Items from an interface collection
┏━━

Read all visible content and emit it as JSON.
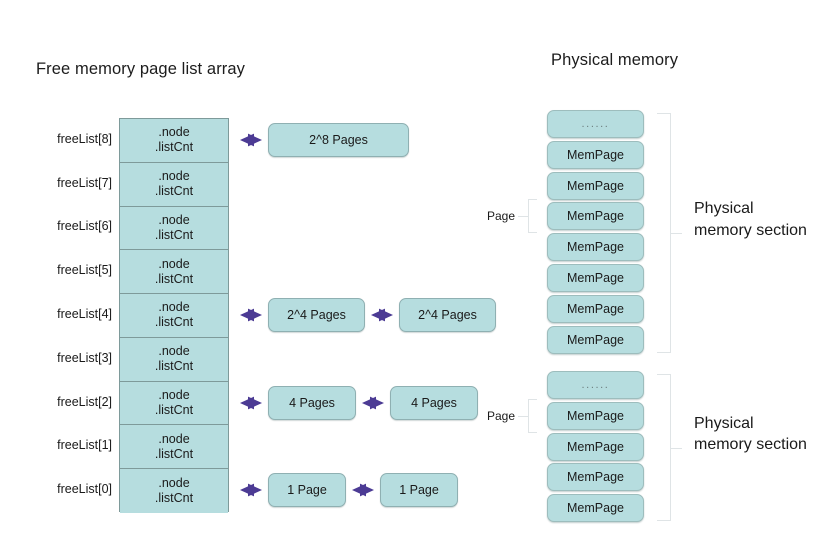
{
  "titles": {
    "freelist_array": "Free memory page list array",
    "physical_memory": "Physical memory"
  },
  "colors": {
    "box_fill": "#b6dddf",
    "box_border": "#7e9a9a",
    "arrow": "#4c3b94",
    "bracket": "#dfe4e6",
    "text": "#1a1a1a"
  },
  "freelist": {
    "cell_line1": ".node",
    "cell_line2": ".listCnt",
    "entries": [
      {
        "label": "freeList[8]",
        "chain": [
          "2^8 Pages"
        ]
      },
      {
        "label": "freeList[7]",
        "chain": []
      },
      {
        "label": "freeList[6]",
        "chain": []
      },
      {
        "label": "freeList[5]",
        "chain": []
      },
      {
        "label": "freeList[4]",
        "chain": [
          "2^4 Pages",
          "2^4 Pages"
        ]
      },
      {
        "label": "freeList[3]",
        "chain": []
      },
      {
        "label": "freeList[2]",
        "chain": [
          "4 Pages",
          "4 Pages"
        ]
      },
      {
        "label": "freeList[1]",
        "chain": []
      },
      {
        "label": "freeList[0]",
        "chain": [
          "1 Page",
          "1 Page"
        ]
      }
    ]
  },
  "physical_memory": {
    "dots_label": "......",
    "page_label": "MemPage",
    "page_tick_label": "Page",
    "section_label": "Physical memory section",
    "sections": [
      {
        "boxes": [
          "......",
          "MemPage",
          "MemPage",
          "MemPage",
          "MemPage",
          "MemPage",
          "MemPage",
          "MemPage"
        ]
      },
      {
        "boxes": [
          "......",
          "MemPage",
          "MemPage",
          "MemPage",
          "MemPage"
        ]
      }
    ]
  }
}
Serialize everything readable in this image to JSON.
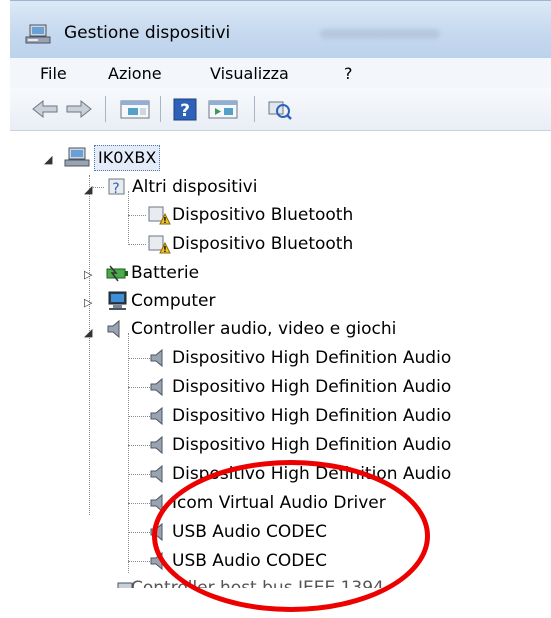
{
  "window": {
    "title": "Gestione dispositivi"
  },
  "menu": [
    "File",
    "Azione",
    "Visualizza",
    "?"
  ],
  "toolbar": {
    "icons": [
      "back-icon",
      "forward-icon",
      "show-hide-console-tree-icon",
      "help-icon",
      "properties-icon",
      "scan-hardware-icon"
    ],
    "help_glyph": "?"
  },
  "tree": {
    "root": "IK0XBX",
    "altri": {
      "label": "Altri dispositivi",
      "children": [
        "Dispositivo Bluetooth",
        "Dispositivo Bluetooth"
      ]
    },
    "batterie": "Batterie",
    "computer": "Computer",
    "audio": {
      "label": "Controller audio, video e giochi",
      "children": [
        "Dispositivo High Definition Audio",
        "Dispositivo High Definition Audio",
        "Dispositivo High Definition Audio",
        "Dispositivo High Definition Audio",
        "Dispositivo High Definition Audio",
        "Icom Virtual Audio Driver",
        "USB Audio CODEC",
        "USB Audio CODEC"
      ]
    },
    "partial": "Controller host bus IEEE 1394"
  },
  "annotation": {
    "color": "#ec0000"
  }
}
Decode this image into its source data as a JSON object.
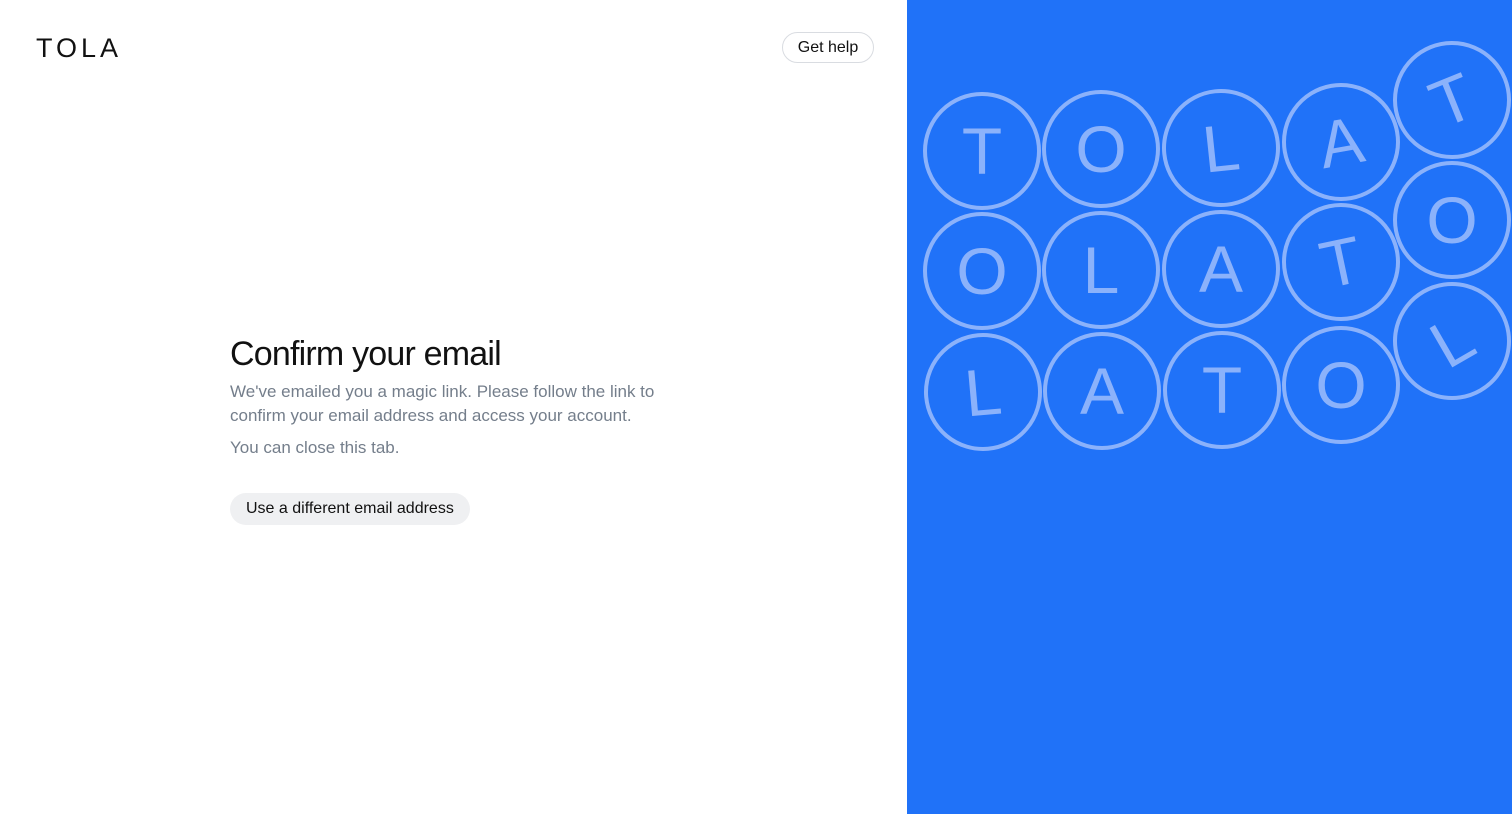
{
  "header": {
    "logo_text": "TOLA",
    "help_label": "Get help"
  },
  "main": {
    "title": "Confirm your email",
    "description": "We've emailed you a magic link. Please follow the link to confirm your email address and access your account.",
    "note": "You can close this tab.",
    "alt_button_label": "Use a different email address"
  },
  "decor": {
    "badges": [
      [
        "T",
        "O",
        "L",
        "A",
        "T"
      ],
      [
        "O",
        "L",
        "A",
        "T",
        "O"
      ],
      [
        "L",
        "A",
        "T",
        "O",
        "L"
      ]
    ]
  },
  "colors": {
    "panel_background": "#2072f8",
    "badge_stroke": "#8bb2fb",
    "text_primary": "#111111",
    "text_secondary": "#747e8b",
    "secondary_button_bg": "#eff0f2"
  }
}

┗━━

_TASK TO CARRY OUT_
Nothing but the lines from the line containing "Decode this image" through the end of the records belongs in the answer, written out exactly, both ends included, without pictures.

_TASK ANSWER_
Decode this image into its source data as a JSON object.
{
  "header": {
    "logo_text": "TOLA",
    "help_label": "Get help"
  },
  "main": {
    "title": "Confirm your email",
    "description": "We've emailed you a magic link. Please follow the link to confirm your email address and access your account.",
    "note": "You can close this tab.",
    "alt_button_label": "Use a different email address"
  },
  "decor": {
    "badges": [
      [
        "T",
        "O",
        "L",
        "A",
        "T"
      ],
      [
        "O",
        "L",
        "A",
        "T",
        "O"
      ],
      [
        "L",
        "A",
        "T",
        "O",
        "L"
      ]
    ]
  },
  "colors": {
    "panel_background": "#2072f8",
    "badge_stroke": "#8bb2fb",
    "text_primary": "#111111",
    "text_secondary": "#747e8b",
    "secondary_button_bg": "#eff0f2"
  }
}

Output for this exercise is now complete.